In the past six weeks, my dog, Baron, and I have had a date each day for a regular walk either at the Orange Fairgrounds, around our neighborhood, or on the Milford Green, which is easier on his paws. The weather has been perfect for our daily jaunts, not too hot, not too wet.
The bottom line is, I don’t really feel like myself anymore. I’m less sociable, by no means carefree. I’m much quieter than I was. And I often struggle for the right words. My speech pattern is choppy. I pause between words in nearly every sentence and become distracted when I’m talking to someone face-to-face. But I do pretty well during telephone conversations.
I’m not really organized and I no longer have the sense of urgency that is important in this job.
I get stuck on some words, further complicating my life. Stories don’t come easily, and I spend up to two hours on something simple and familiar like this column.
Still, I’m not complaining. I realize that I could be paralyzed or unable to speak like so many other stroke victims. But I have had none of that.
I still have a lot of work ahead of me. I have to ease myself back into the routine of writing stories every week, making my deadline and designing an interesting layout for the paper. Currently, I have the support and understanding of my bosses and help from so many co-workers.
I haven’t been around for a while, so if you see me out in public and I’m a bit slow in answering simple questions, don’t be annoyed, don’t be concerned. it’s just the way I am right now. But I’m told that it should improve in time as my brain works out the issues and heals from the injury.
As I retyped this column I realized that very little had changed in the past 10 years.
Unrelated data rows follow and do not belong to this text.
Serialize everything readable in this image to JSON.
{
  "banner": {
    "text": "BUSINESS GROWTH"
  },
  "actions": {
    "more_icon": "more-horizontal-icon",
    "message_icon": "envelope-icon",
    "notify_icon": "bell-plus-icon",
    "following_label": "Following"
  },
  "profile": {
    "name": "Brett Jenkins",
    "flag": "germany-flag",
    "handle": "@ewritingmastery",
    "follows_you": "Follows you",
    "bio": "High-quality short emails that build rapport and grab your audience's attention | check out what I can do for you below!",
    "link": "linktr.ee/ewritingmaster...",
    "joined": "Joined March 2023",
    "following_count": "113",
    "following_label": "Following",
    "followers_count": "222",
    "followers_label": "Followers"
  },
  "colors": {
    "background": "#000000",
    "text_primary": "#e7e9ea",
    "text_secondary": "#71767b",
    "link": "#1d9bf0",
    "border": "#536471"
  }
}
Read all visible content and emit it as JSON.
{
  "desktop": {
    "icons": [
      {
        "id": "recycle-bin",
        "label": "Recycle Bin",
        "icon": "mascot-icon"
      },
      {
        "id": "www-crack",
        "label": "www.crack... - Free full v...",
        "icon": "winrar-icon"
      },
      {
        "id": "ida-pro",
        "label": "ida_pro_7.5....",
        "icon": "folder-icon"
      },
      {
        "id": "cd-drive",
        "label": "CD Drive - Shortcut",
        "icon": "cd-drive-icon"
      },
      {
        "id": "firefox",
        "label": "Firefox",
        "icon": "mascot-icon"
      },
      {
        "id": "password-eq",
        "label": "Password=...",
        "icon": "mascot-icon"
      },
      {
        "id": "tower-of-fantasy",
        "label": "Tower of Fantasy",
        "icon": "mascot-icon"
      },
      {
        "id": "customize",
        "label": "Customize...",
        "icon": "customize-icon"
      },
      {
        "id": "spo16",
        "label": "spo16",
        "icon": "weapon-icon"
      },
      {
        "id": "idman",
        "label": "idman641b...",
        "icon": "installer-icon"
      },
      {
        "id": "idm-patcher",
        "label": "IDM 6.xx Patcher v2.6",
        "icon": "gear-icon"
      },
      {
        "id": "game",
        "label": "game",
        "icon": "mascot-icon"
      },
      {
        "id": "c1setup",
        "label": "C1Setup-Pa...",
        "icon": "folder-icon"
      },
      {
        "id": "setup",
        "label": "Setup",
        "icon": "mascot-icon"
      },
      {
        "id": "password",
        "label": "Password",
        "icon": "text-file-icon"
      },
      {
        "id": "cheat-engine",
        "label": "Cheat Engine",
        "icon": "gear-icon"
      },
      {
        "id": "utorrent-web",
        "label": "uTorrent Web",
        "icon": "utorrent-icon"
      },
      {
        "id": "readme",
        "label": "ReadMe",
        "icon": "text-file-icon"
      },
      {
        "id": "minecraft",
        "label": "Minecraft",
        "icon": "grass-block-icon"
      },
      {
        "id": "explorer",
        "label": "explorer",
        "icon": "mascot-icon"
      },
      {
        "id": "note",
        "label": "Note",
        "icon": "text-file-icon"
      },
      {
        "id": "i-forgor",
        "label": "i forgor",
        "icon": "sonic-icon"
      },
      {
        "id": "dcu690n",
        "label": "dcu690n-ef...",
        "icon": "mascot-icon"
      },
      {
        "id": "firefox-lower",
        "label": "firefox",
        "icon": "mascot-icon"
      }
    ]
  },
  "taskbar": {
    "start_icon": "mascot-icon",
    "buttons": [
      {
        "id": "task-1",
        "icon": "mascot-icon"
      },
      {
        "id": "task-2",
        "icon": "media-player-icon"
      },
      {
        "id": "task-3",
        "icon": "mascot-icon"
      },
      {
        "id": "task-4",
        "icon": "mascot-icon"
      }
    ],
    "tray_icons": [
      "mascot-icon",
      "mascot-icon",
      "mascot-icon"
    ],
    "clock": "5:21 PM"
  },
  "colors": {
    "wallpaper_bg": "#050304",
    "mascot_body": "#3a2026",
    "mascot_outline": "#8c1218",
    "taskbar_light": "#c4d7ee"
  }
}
I lost Baron in 2012, but aside from that, the personality changes that are described here still stand. I am a much different person than I was pre-stoke. The seizures hold me back quite a bit and it’s frustrating when I can’t do all the things that I did automatically back then. Memory issues really get to me, too.
The big mystery is why, after all the blood glucose tests doctord did back in 2009, did it take another 3 years for someone to diagnose my diabetes? Or at least clue me in about it. Had I known back then what I know now, I could have gotten a handle on iit early on.